To her peers, the path to becoming senior class valedictorian could resemble one littered with fear and self-doubt. While worrying about grades and constant comparisons to others do warrant a fair share of concern, Punch appears completely immune to the usual stressors.

“The end goal was never really [to become] valedictorian, so I never worried. The goal was to do well in class,” Punch said.

This recurring theme of an almost aloof view on valedictorian status applies even to her methodology. The stereotype of potential valedictorians constantly on edge for fear of a GPA drop, while just a common typecast, does make at least a bit of sense. Considering all the hours of studying and reviewing, the legions of Honors and AP classes one would need to take, and the multiple exams and projects piling up, it hardly takes a genius to understand their somewhat high-strung nature. After all, the mind can only take so much stress before it breaks under the weight of its own pressure.

But as Punch consistently proves, the lure of valedictorian status would barely provide any more stress than the average AP class.

“Just doing my work, asking questions, and paying active attention helped me get A’s,” Punch said.

While far from the anxious and constantly on edge valedictorian shortlister seen in mass media, Isbitts shows herself as someone wise enough to know that while rest and relaxation deserve their due, doing work also needs to become a priority. This clear-headed approach can help other underclassmen coveting the position to realize the importance of both rest and work.

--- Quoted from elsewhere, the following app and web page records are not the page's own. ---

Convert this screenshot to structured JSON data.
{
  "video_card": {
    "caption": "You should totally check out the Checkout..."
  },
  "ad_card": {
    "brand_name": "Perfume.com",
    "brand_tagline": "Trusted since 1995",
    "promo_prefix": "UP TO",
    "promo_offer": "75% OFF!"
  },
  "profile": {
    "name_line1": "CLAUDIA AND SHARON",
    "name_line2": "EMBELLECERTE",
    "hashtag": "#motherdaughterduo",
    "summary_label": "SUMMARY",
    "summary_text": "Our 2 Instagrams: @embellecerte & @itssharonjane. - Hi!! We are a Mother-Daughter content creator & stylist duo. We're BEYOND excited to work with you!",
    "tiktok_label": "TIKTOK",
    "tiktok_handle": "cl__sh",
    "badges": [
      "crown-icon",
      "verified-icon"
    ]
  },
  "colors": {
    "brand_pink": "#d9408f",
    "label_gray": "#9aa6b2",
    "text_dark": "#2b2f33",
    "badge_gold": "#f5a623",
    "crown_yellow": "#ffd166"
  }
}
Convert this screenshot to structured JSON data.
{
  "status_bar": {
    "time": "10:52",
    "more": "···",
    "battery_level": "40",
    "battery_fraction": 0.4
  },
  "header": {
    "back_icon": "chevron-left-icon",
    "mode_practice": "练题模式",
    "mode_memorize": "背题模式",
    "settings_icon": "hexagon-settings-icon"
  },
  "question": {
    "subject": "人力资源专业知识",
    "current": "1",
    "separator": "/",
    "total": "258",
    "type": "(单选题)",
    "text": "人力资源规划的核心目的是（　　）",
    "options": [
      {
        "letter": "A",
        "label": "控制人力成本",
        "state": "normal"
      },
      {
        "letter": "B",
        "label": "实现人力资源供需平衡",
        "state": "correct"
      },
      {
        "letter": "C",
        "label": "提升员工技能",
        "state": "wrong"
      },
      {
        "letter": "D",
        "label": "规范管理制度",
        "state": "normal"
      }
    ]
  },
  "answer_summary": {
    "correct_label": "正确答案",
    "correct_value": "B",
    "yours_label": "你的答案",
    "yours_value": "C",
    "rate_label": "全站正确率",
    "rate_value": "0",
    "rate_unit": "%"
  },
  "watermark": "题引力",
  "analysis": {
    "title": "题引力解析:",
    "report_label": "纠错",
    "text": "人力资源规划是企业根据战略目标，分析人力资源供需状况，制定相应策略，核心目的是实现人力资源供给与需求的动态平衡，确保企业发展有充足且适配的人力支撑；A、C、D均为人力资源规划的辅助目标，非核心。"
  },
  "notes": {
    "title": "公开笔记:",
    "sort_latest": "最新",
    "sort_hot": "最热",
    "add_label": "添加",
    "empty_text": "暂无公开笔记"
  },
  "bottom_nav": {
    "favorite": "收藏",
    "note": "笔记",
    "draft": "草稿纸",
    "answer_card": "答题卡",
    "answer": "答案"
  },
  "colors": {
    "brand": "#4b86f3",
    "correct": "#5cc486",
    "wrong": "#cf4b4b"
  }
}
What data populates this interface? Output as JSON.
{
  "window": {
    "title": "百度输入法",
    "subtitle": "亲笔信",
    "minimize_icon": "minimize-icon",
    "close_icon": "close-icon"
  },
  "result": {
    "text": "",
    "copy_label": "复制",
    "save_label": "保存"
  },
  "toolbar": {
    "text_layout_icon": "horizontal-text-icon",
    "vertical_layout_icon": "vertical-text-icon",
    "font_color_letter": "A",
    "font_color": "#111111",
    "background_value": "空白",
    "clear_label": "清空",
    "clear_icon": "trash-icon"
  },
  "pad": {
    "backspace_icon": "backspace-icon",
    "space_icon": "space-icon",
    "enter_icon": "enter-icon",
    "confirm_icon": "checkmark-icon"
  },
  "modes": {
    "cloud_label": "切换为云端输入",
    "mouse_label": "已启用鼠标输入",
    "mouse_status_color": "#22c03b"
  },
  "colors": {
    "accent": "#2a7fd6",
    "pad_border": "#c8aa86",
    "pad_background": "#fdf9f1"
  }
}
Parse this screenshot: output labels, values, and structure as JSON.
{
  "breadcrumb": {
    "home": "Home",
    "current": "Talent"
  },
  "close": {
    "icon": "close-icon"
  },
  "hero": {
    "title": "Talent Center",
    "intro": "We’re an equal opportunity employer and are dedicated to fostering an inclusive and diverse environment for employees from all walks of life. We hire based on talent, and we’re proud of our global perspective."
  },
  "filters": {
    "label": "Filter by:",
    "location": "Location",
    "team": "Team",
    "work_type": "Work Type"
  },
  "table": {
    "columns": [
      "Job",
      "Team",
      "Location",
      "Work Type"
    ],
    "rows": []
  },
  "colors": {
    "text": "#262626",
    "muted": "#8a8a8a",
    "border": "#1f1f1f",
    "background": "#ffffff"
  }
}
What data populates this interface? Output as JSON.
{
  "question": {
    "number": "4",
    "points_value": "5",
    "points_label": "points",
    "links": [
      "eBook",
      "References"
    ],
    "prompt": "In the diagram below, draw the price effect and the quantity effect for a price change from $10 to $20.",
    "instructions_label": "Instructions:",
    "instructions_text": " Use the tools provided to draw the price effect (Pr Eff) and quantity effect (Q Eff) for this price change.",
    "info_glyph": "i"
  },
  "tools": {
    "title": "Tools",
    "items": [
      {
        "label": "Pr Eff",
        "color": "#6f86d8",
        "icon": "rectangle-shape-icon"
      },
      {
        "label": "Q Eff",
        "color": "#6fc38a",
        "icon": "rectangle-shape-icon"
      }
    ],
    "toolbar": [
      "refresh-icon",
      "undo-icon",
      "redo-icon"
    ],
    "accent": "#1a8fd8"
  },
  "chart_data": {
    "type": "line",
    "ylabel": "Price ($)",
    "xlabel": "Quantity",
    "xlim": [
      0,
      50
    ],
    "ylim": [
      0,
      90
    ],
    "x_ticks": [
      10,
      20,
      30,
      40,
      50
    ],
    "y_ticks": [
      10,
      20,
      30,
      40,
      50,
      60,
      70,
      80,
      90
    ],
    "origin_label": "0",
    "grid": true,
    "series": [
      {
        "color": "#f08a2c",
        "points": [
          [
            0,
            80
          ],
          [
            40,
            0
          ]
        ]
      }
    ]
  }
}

As for relaxed and breezy Punch, underclassmen, especially freshman, look up to Punch as a new kind of class scholar: wise, but challenge-seeking; carefree, but responsible. However, despite encouraging any and all NC students to reach her status, she does want to leave student with one crucial piece of advice.

“Just don’t get too stressed out, and don’t make it all you do in high school, because opportunities pass you by. Also, take advanced courses, but don’t overwork yourself. Remember to take time for yourself,” Punch said.

Earning the valedictorian position comes with a fair share of benefits, like a high chance of entering a desired college. Fringe benefits do exist, however, like putting the coveted achievement on a job resume.

However, despite all the potential benefits this position carries with it, both girls remain content to continue their current work at NC and let the future reveal itself in due time.